American DJ/producer Jay Haze is the kind of artist I can really get behind, super low-key and uber talented he simply rolls up his sleeve and gets things done. Whether it is with his TuningSpork or Contexterrior imprints, his production work under the alias Fuckpony (or otherwise), or his expansive tastes as a DJ this guy always lets the music do the talking and leaves the ego at the door. Hence, this installment of the Fabric mix series is all about the music, in this case ghetto-y tech house with a stamp of good ol' American muscle to keep it interesting. Mostly focused on his own productions and label output, this mix succeeds where others who've charted this course for a Fabric mix have failed because Haze knows a good tune when he hears it. There are bundles of them on here, I have my favorites and you will have yours but what is important to note is the volume of quality American artists Haze showcases. I can't help but feel good about that and hope to see this trend continue.
Steve Bug-Collaboratory (Poker Flat)(Germany)
Poker Flat jefe Steve Bug's fourth full length doesn't bear out as an insta-classic like some of his previous works upon immediate preview. But over time, as I dug into the eleven tracks I discovered that much of what I considered collaboration anxiety (seven tracks on this album feature a vocalist or production partner) was really a metered intricacy that took some time for my feeble brain to register. There are the obvious one like "Swallowed Too Much Bass" which plays more for the novelty crowd and slow groovers like "Trust In Me" which the wife says sounds an awful lot like "Wishing On A Star" (like a Smith & Mighty comparison could ever be a bad thing?) It is Bug's production duets with Simon Flowers and Donnacha Costello, however, that steal the show here and probably the main two reason most folks will be checking this album out anyway. They are both moody and sensual within the constraints of a moving dance floor- as is most of the album. And while both tracks are great movers it's a good thing the rest of the album is a pretty great supporting cast of characters allowing it to breathe and expand otherwise this would all be a damn shame. Also nice to see Bug branching out and trying out some new ideas, always appreciated.

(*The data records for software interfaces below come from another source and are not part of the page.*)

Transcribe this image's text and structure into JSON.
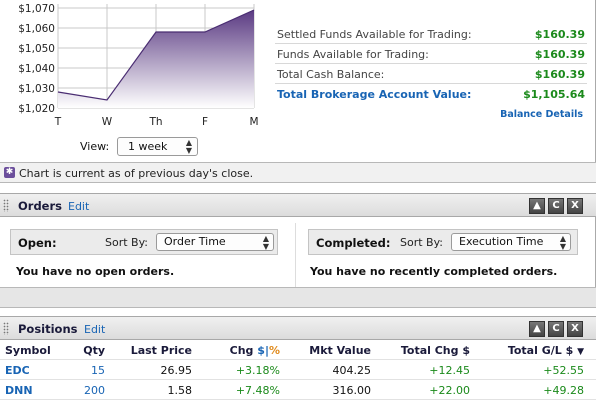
{
  "chart": {
    "y_ticks": [
      "$1,070",
      "$1,060",
      "$1,050",
      "$1,040",
      "$1,030",
      "$1,020"
    ],
    "x_ticks": [
      "T",
      "W",
      "Th",
      "F",
      "M"
    ],
    "view_label": "View:",
    "view_selected": "1 week",
    "fill_top_color": "#5a3a82",
    "fill_bottom_color": "#ffffff"
  },
  "chart_data": {
    "type": "area",
    "categories": [
      "T",
      "W",
      "Th",
      "F",
      "M"
    ],
    "values": [
      1028,
      1024,
      1058,
      1058,
      1069
    ],
    "ylim": [
      1020,
      1072
    ],
    "grid": true
  },
  "balances": {
    "rows": [
      {
        "label": "Settled Funds Available for Trading:",
        "value": "$160.39"
      },
      {
        "label": "Funds Available for Trading:",
        "value": "$160.39"
      },
      {
        "label": "Total Cash Balance:",
        "value": "$160.39"
      },
      {
        "label": "Total Brokerage Account Value:",
        "value": "$1,105.64"
      }
    ],
    "details_link": "Balance Details"
  },
  "note": {
    "icon": "info-icon",
    "text": "Chart is current as of previous day's close."
  },
  "orders": {
    "title": "Orders",
    "edit": "Edit",
    "open": {
      "title": "Open:",
      "sort_label": "Sort By:",
      "sort_value": "Order Time",
      "message": "You have no open orders."
    },
    "completed": {
      "title": "Completed:",
      "sort_label": "Sort By:",
      "sort_value": "Execution Time",
      "message": "You have no recently completed orders."
    }
  },
  "positions": {
    "title": "Positions",
    "edit": "Edit",
    "columns": {
      "symbol": "Symbol",
      "qty": "Qty",
      "last": "Last Price",
      "chg": "Chg",
      "chg_dollar": "$",
      "chg_sep": "|",
      "chg_pct": "%",
      "mkt": "Mkt Value",
      "tchg": "Total Chg $",
      "tgl": "Total G/L $",
      "tgl_arrow": "▼"
    },
    "rows": [
      {
        "symbol": "EDC",
        "qty": "15",
        "last": "26.95",
        "chg": "+3.18%",
        "mkt": "404.25",
        "tchg": "+12.45",
        "tgl": "+52.55"
      },
      {
        "symbol": "DNN",
        "qty": "200",
        "last": "1.58",
        "chg": "+7.48%",
        "mkt": "316.00",
        "tchg": "+22.00",
        "tgl": "+49.28"
      }
    ]
  },
  "controls": {
    "up": "▲",
    "refresh": "C",
    "close": "X"
  }
}
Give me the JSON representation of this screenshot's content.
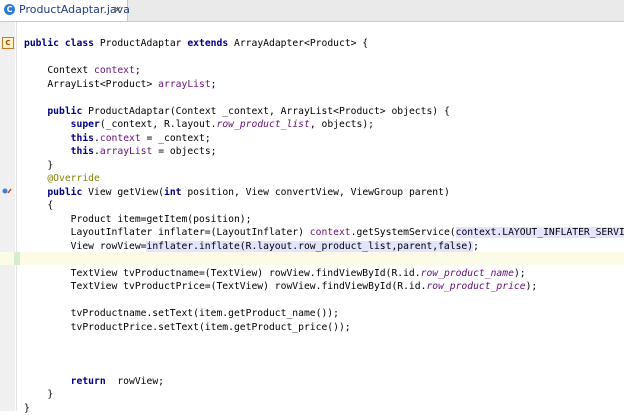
{
  "tab": {
    "icon": "C",
    "title": "ProductAdaptar.java",
    "close": "×"
  },
  "code": [
    [
      [
        "kw",
        "public class "
      ],
      [
        "",
        "ProductAdaptar "
      ],
      [
        "kw",
        "extends "
      ],
      [
        "",
        "ArrayAdapter<Product> {"
      ]
    ],
    [],
    [
      [
        "",
        "    Context "
      ],
      [
        "fld",
        "context"
      ],
      [
        "",
        ";"
      ]
    ],
    [
      [
        "",
        "    ArrayList<Product> "
      ],
      [
        "fld",
        "arrayList"
      ],
      [
        "",
        ";"
      ]
    ],
    [],
    [
      [
        "",
        "    "
      ],
      [
        "kw",
        "public "
      ],
      [
        "",
        "ProductAdaptar(Context _context, ArrayList<Product> objects) {"
      ]
    ],
    [
      [
        "",
        "        "
      ],
      [
        "kw",
        "super"
      ],
      [
        "",
        "(_context, R.layout."
      ],
      [
        "ital",
        "row_product_list"
      ],
      [
        "",
        ", objects);"
      ]
    ],
    [
      [
        "",
        "        "
      ],
      [
        "kw",
        "this"
      ],
      [
        "",
        "."
      ],
      [
        "fld",
        "context"
      ],
      [
        "",
        " = _context;"
      ]
    ],
    [
      [
        "",
        "        "
      ],
      [
        "kw",
        "this"
      ],
      [
        "",
        "."
      ],
      [
        "fld",
        "arrayList"
      ],
      [
        "",
        " = objects;"
      ]
    ],
    [
      [
        "",
        "    }"
      ]
    ],
    [
      [
        "",
        "    "
      ],
      [
        "ann",
        "@Override"
      ]
    ],
    [
      [
        "",
        "    "
      ],
      [
        "kw",
        "public "
      ],
      [
        "",
        "View getView("
      ],
      [
        "kw",
        "int "
      ],
      [
        "",
        "position, View convertView, ViewGroup parent)"
      ]
    ],
    [
      [
        "",
        "    {"
      ]
    ],
    [
      [
        "",
        "        Product item=getItem(position);"
      ]
    ],
    [
      [
        "",
        "        LayoutInflater inflater=(LayoutInflater) "
      ],
      [
        "fld",
        "context"
      ],
      [
        "",
        ".getSystemService("
      ],
      [
        "ref",
        "context.LAYOUT_INFLATER_SERVICE"
      ],
      [
        "",
        ");"
      ]
    ],
    [
      [
        "",
        "        View rowView="
      ],
      [
        "ref",
        "inflater.inflate(R.layout.row_product_list,parent,false)"
      ],
      [
        "",
        ";"
      ]
    ],
    [],
    [
      [
        "",
        "        TextView tvProductname=(TextView) rowView.findViewById(R.id."
      ],
      [
        "ital",
        "row_product_name"
      ],
      [
        "",
        ");"
      ]
    ],
    [
      [
        "",
        "        TextView tvProductPrice=(TextView) rowView.findViewById(R.id."
      ],
      [
        "ital",
        "row_product_price"
      ],
      [
        "",
        ");"
      ]
    ],
    [],
    [
      [
        "",
        "        tvProductname.setText(item.getProduct_name());"
      ]
    ],
    [
      [
        "",
        "        tvProductPrice.setText(item.getProduct_price());"
      ]
    ],
    [],
    [],
    [],
    [
      [
        "",
        "        "
      ],
      [
        "kw",
        "return  "
      ],
      [
        "",
        "rowView;"
      ]
    ],
    [
      [
        "",
        "    }"
      ]
    ],
    [
      [
        "",
        "}"
      ]
    ]
  ]
}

D:Fuse & Mike Hiratzka-Clubbing In Lost Angeles (Vol. 1-Early Hours)(US)
It's dismal to think that the only guys in this biz who move units are, in my opinion, some of the lamest cats around musically churning out oodles of pedantic sh*t. For some reason, Los Angeles along with Las Vegas, have deemed only the fluffiest crap of the trance and progressive strain as the appropriate form of electronic dance music to be consumed in the US. LA artists D:Fuse & Mike Hiratzka definitely fit that billing, putting out loads of crap over the years and yet there has always been something about them, as they are both excellent musicians and sterling producers. I've always had the feeling they were holding back, allowing commercial forces dictate their artistic choices and that cutting loose was strictly verboten. Clubbing In Lost Angeles (Vol. 1-Early Hours) pretty much confirms my theory with the duo moving in new directions that includes a lot of live instrumention and interplay between the two and sounds loose and spontaneous. The mix is still fairly rooted in the progressive world but manages to stretch out and incorporate much of the rich and languid elements of the tech-house explosion without sounding like they are jumping on the bandwagon. There is a feeling of depth not usually present in this type of music which caught me off guard, as if the two were really letting go and trying something new. It worked, although there are far too many hands-in-the-air moments for my tastes and I shudder to think of what that means for Volume Two, I can honestly report that D:Fuse & Hiratzka combined to create something worthwhile on Lost Angeles. I always knew they could.